Svetlana Alexievich – Champion of Freedom (Op-Ed)
Belarussian author Svetlana Alexievich had long been considered for the Nobel Prize for Literature. However, there is deep symbolism in the fact that she won the award this year for work that the Nobel Committee called "a monument to suffering and courage in our time." Even if that committee had not intended any social or political subtext, such connotations are inevitable when it comes to great literature.
This award is rife with symbolism. Alexievich was born in Ukraine, perhaps the sorest spot in European politics today. She first gained notice during the Soviet era and studied under Vasily Bykau, the most famous Soviet-era Belarussian writer and author of arguably the most poignant and truthful books about the World War II, a horror that was especially tragic for the people of Belarus, where one in every four citizens died.
Alexievich came to prominence by addressing the "military theme" back in the 1980s. The book "The War's Unwomanly Face" has sold more than 2 million copies and remains her most famous work. In fact, the war itself defines the spirit of the modern "Russian world" for most living Russians.
Alexievich, who writes primarily in Russian, is very much a part of this "Russian world" — that is, in the cultural and civilizational sense, and not in the political or military sense that gained currency during events in Ukraine.

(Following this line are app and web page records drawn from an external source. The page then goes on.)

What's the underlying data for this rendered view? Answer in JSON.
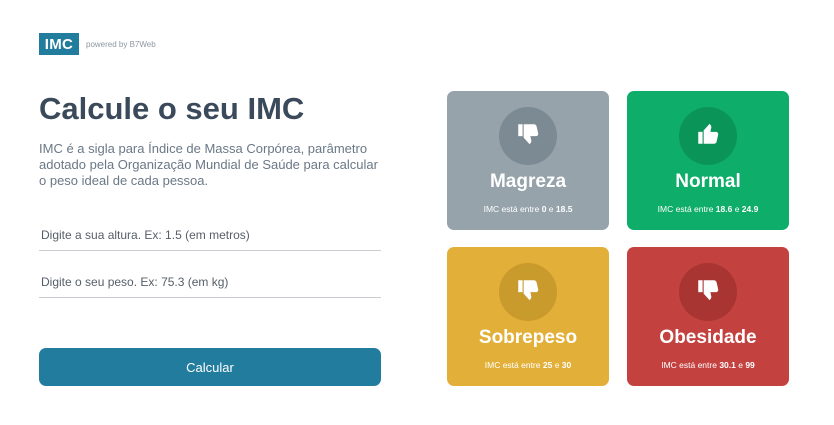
{
  "header": {
    "logo_text": "IMC",
    "powered_by": "powered by B7Web"
  },
  "main": {
    "title": "Calcule o seu IMC",
    "description": "IMC é a sigla para Índice de Massa Corpórea, parâmetro adotado pela Organização Mundial de Saúde para calcular o peso ideal de cada pessoa.",
    "height_input": {
      "placeholder": "Digite a sua altura. Ex: 1.5 (em metros)",
      "value": ""
    },
    "weight_input": {
      "placeholder": "Digite o seu peso. Ex: 75.3 (em kg)",
      "value": ""
    },
    "calculate_label": "Calcular"
  },
  "levels": [
    {
      "title": "Magreza",
      "range_prefix": "IMC está entre ",
      "min": "0",
      "sep": " e ",
      "max": "18.5",
      "color": "#96a3ab",
      "icon_bg": "#7c8a93",
      "icon": "thumbs-down-icon"
    },
    {
      "title": "Normal",
      "range_prefix": "IMC está entre ",
      "min": "18.6",
      "sep": " e ",
      "max": "24.9",
      "color": "#0ead69",
      "icon_bg": "#0b9458",
      "icon": "thumbs-up-icon"
    },
    {
      "title": "Sobrepeso",
      "range_prefix": "IMC está entre ",
      "min": "25",
      "sep": " e ",
      "max": "30",
      "color": "#e2b039",
      "icon_bg": "#c99a2c",
      "icon": "thumbs-down-icon"
    },
    {
      "title": "Obesidade",
      "range_prefix": "IMC está entre ",
      "min": "30.1",
      "sep": " e ",
      "max": "99",
      "color": "#c3423f",
      "icon_bg": "#a93532",
      "icon": "thumbs-down-icon"
    }
  ]
}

This "Russian world," this "Russian civilization" now stands at possibly the most critical juncture of its existence. And it is very timely that a Russian-language Slavic author who writes that this "Russian world" is standing at the threshold of the deepest crisis of its long history has received this award now.
In fact, there was also a certain timeliness to the occasions when the Nobel was awarded to other Russian-language authors before her. These include Ivan Bunin in 1933, which I feel was approximately 10 years past due; Boris Pasternak in 1958, at the start of the "Khrushchev thaw," thus mitigating somewhat the award's usual Western bias; Mikhail Sholokhov in 1965 when the "thaw" had ended and the Soviet system seemed a picture of health and vigor; Alexander Solzhenitsyn in 1970, when it was already clear that "a lack of freedom" best characterized the malady afflicting the Soviet regime; and finally, Joseph Brodsky in 1987, when it became clear that this lack of freedom would spell the end for the Soviet regime.
Alexievich always focuses on the human experience in her books, whether in "The Last Witnesses" that also examines war, "Zinky Boys" about the Afghan War, or "Voices From Chernobyl," about life in the wake of that nuclear plant disaster.
Her writing examines what extremes people can endure and still remain human, and just what it takes for them to lose their humanity.
Alexievich formulates her credo this way: "I always want to know how much humanity is in a person, and how to safeguard that humanity in the person."
She bravely melds the conventions of journalism and fiction and has been described as the first journalist to win the Nobel Prize for Literature.
In her most recent book, "Second-Hand Time," published in 2013, she asks what post-Soviet society has failed to accomplish in the last quarter century and why. She examines how Russia has fallen short as a country, and how it hasn't managed to achieve one "trivial little" goal — to become more free.
In her opinion, post-Soviet society was not ready for the freedom handed to it in the 1990s and preferred a return to order, even if it meant a return to labor camps and punitive government.
Of course, many observers will ascribe political motives to this decision of the Nobel Committee. Some were probably certain that no matter what she did, Alexievich — who has lived part-time in Europe since the early 2000s and has gained renown there, and who has lately made a number of highly critical remarks about the Russian regime and, less significantly, about Belarussian President Alexander Lukashenko — would never receive the Nobel Prize. She has also criticized Russia's annexation of Crimea.
Many Western media outlets recalled that it was Alexievich who had written about the fact that Soviet soldiers had raped German women during the occupation of that country in World War II. That subject caused heated debate during the recent war victory anniversary celebrations, as well as strong condemnations of the "national traitors" who had tried to "blow it out of proportion."
However, even if Alexievich's "visibility" as a Nobel candidate increased as a result of her public statements, not only is that in keeping with the traditions of the Nobel Committee — which has always regarded literature as part of a broader social process — but it also fits with the traditions of Russian literature.
That is because the greatest works of literature are born from the "fault line" between the artist and the ruling authorities, a sometimes very dramatic schism that can pass beyond humanitarian issues into the realm of politics. And never the twain shall meet.